Part C: Relationship with shareholders – General meetings, continuous dialogue, equitable treatment and shareholder protection.
Part D: Business conduct with Ethics – values, conflict of interest, etc.
Part E: Sustainability – attention to sustainability issues including environmental, social, occupational, community health and safety.
Part F: Transparency – disclosure.
Monitoring & Implementation
The FRCN is saddled with the responsibility of monitoring implementation of the Code. This will be done through sectoral regulators and registered exchanges who are empowered to impose appropriate sanctions based on specific deviation noted and the affected company. In addition, the FRCN may conduct reviews on implementation of the code where deviations recur and adopt other monitoring mechanisms as a result of such reviews. Where necessary, the FRCN in consonance with relevant regulatory agencies may issue corporate governance guidelines to aid implementation of the Code in line with sectoral peculiarities.
The 2018 Code of Corporate Governance appears to have deviated from the original goal of harmonizing and unifying all existing sectoral codes in Nigeria. Rather, the 2018 code adds to the number of existing codes of corporate governance in operation as listed above. However, since the 2018 code will operate more of a principles than rules based approach, unlike the 2015 code, companies may not face an additional burden of penalties and sanctions for deviation from the code.
Unlike the 2015 code, the 2018 code has adopted a different approach from the rules based model as there are no express sanctions for non-compliance. There seems to be some uncertainty as to the model of corporate governance to be adopted. Most of the sectoral codes are rules based with sanctions for non-compliance. It is believed that this will impact on implementation and assessment.

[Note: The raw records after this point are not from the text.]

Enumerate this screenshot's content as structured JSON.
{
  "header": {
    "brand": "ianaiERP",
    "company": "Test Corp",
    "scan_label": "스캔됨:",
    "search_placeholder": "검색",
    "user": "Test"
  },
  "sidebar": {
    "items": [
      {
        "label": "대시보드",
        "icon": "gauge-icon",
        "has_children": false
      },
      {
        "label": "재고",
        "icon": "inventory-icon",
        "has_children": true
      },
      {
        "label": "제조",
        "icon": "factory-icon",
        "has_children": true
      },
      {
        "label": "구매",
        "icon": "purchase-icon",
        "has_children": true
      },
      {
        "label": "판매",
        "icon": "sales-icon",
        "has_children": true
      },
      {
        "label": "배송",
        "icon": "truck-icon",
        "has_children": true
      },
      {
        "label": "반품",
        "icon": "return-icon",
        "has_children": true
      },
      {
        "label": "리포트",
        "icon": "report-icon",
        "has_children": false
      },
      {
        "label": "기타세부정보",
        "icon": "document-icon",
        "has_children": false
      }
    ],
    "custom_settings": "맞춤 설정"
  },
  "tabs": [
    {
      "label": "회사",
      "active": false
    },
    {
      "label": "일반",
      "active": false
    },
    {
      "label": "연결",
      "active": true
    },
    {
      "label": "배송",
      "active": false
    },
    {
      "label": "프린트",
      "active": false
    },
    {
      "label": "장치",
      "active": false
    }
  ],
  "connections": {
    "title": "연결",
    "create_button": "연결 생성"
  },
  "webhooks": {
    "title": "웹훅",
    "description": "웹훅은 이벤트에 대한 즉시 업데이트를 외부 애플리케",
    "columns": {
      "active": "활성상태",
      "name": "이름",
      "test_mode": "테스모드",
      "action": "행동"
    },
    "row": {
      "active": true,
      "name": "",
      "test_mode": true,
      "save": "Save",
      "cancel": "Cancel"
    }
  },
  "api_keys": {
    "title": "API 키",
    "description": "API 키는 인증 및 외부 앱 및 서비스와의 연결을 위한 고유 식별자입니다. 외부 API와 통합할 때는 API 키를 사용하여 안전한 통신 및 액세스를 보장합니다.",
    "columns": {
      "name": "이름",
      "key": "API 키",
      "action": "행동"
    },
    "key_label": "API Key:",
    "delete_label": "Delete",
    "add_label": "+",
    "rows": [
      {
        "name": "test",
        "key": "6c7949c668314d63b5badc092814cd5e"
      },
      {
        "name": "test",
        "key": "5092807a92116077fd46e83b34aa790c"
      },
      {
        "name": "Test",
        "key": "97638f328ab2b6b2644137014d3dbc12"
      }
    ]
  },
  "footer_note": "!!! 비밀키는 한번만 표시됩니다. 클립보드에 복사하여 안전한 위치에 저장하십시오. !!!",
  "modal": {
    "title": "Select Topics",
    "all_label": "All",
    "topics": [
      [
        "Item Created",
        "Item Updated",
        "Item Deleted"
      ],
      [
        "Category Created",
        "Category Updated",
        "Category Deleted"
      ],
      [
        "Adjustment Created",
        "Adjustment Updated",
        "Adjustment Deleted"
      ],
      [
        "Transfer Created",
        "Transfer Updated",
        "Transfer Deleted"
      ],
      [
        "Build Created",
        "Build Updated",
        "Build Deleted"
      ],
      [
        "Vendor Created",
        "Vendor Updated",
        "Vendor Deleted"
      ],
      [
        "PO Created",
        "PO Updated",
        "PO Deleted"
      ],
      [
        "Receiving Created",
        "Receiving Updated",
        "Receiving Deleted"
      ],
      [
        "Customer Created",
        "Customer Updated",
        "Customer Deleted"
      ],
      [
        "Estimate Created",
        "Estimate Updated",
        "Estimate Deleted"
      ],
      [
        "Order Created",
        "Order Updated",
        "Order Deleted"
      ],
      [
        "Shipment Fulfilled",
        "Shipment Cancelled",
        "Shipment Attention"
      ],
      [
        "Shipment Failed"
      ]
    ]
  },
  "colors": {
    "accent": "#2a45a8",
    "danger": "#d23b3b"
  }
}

One wonders how the implementation of the 2018 code will fare especially as the FRCN hopes to work through other regulators and exchanges in this regard. The Securities & Exchange Commission has an existing code and currently, this forms the basis for assessment of the corporate governance parameter of the index created by the Nigerian Stock Exchange in conjunction with the Convention on Business Integrity (CBi). The telecoms, financial and insurance sectors, among others, also have codes of corporate governance.
Although the Executive Director of the FRCN reportedly stated that the codes of Corporate Governance by the Central Bank of Nigeria and Securities and Exchange Commission will serve as guidelines when the 2018 code takes effect in January 2020, there is no clear expression in the code of how it will stand with the existing sectoral codes in terms of which will supercede where there is a conflict. Moreover, there are other sectoral codes not mentioned. Will the regulatory bodies or exchange implement this new code of corporate governance along with their respective codes? How feasible is it to implement and monitor compliance with two parallel codes?
Overall, the multiplicity of codes may end up becoming a burden for companies on one hand and for investors who wish to gauge their integrity and accountability on the other hand. It may be necessary to have some form of harmonized system to standardize corporate governance best practices in Nigeria. In the alternative, the new code could be made applicable to companies other than those with sector specific codes.
You can download a copy of the 2018 Nigerian Corporate Governance Code here nccg 2018